- 1.5 kg pork neck
- 2 cm knob ginger, peeled
- 1 small onion
- 10 black peppercorns
- 10 garlic cloves
- 3 tbsp Korean red pepper powder
- 3 tbsp rice wine
- 3 tbsp fish sauce
- 3 tbsp perilla seed powder
- 1 tsp ground ginger
- 4 small creamy potatoes, peeled
- salt and black pepper to taste
- 1 bunch Chinese cabbage (choy sum or bok choy)
- 10 perilla leaves
- 5 spring or green onions, chopped
Oven temperatures are for conventional; if using fan-forced (convection), reduce the temperature by 20˚C. | We use Australian tablespoons and cups: 1 teaspoon equals 5 ml; 1 tablespoon equals 20 ml; 1 cup equals 250 ml. | All herbs are fresh (unless specified) and cups are lightly packed. | All vegetables are medium size and peeled, unless specified. | All eggs are 55-60 g, unless specified.
Soaking time 2 hours
Soak the pork neck in cold water for 2 hours, changing the water halfway through. This step helps remove the blood from the bones.
In a large stockpot, boil the pork neck for 6 minutes, then drain and rinse with cold water. Rinse out the stockpot as well. Return the pork neck to the stockpot and fill with enough cold water to cover the bones by 2 cm, then add the ginger, whole onion, peppercorns, and 4 cloves garlic. Bring to a boil, reduce the heat to medium-low, and simmer until the meat pulls easily from the bones, about 1½ hours. As it simmers, create your flavouring sauce by blending the Korean red pepper powder, rice wine, fish sauce, perilla seed powder, ground ginger, and the remaining 6 cloves garlic; set aside.
Remove the pork neck from the stockpot with tongs and set aside. With a slotted spoon, scoop out the onion, ginger, garlic, and peppercorns. Return the pork neck to the pot; add the blended flavouring sauce and potatoes. Season with salt and pepper to taste. Simmer until the potatoes are softened, 15-20 minutes; add the cabbage and perilla leaves, cover, and simmer for an additional 3 minutes. Garnish with green onions and freshly ground black pepper and serve.
• Perilla leaves and perilla seed powder bring a distinct taste to this dish. Perilla (ggaennip) is part of the mint family and is often compared to its Japanese variety, known as shiso. Perilla leaves look like nettle leaves and are often confused with sesame leaves. They are used in pickled dishes and wraps and as garnishes for soups, as in this recipe. If you can’t find them at your local Asian market, mint leaves and sesame seed powder are suitable substitutes for perilla leaves and seed powder.
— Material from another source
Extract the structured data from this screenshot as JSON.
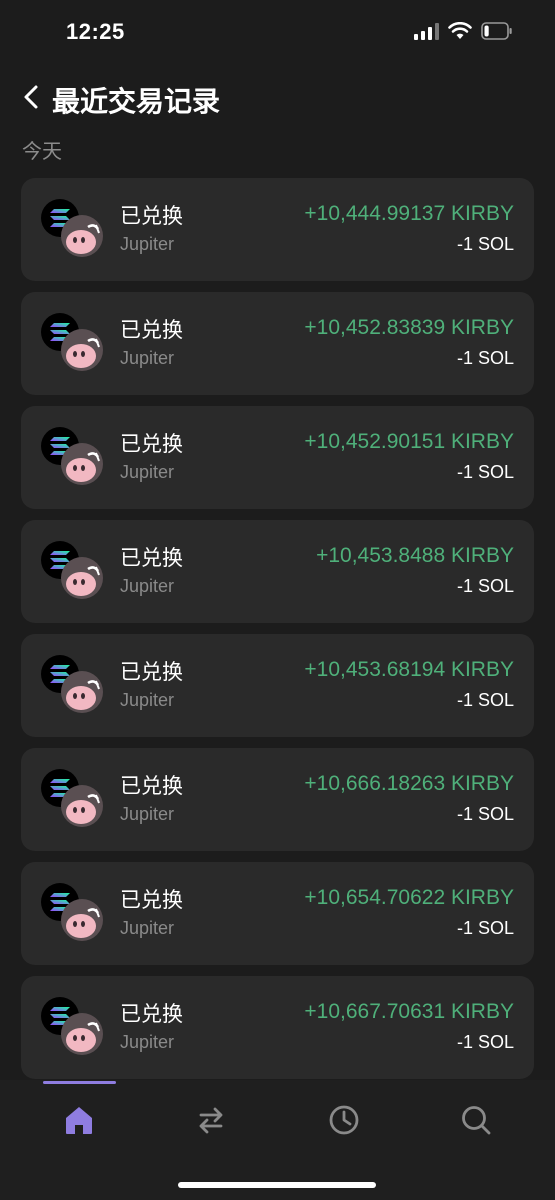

Recipe from The Ancestral Table: Traditional Recipes for a Paleo Lifestyle by Russ Crandall, with photographs by Russ Crandall (Victory Belt Publishing, $34.95).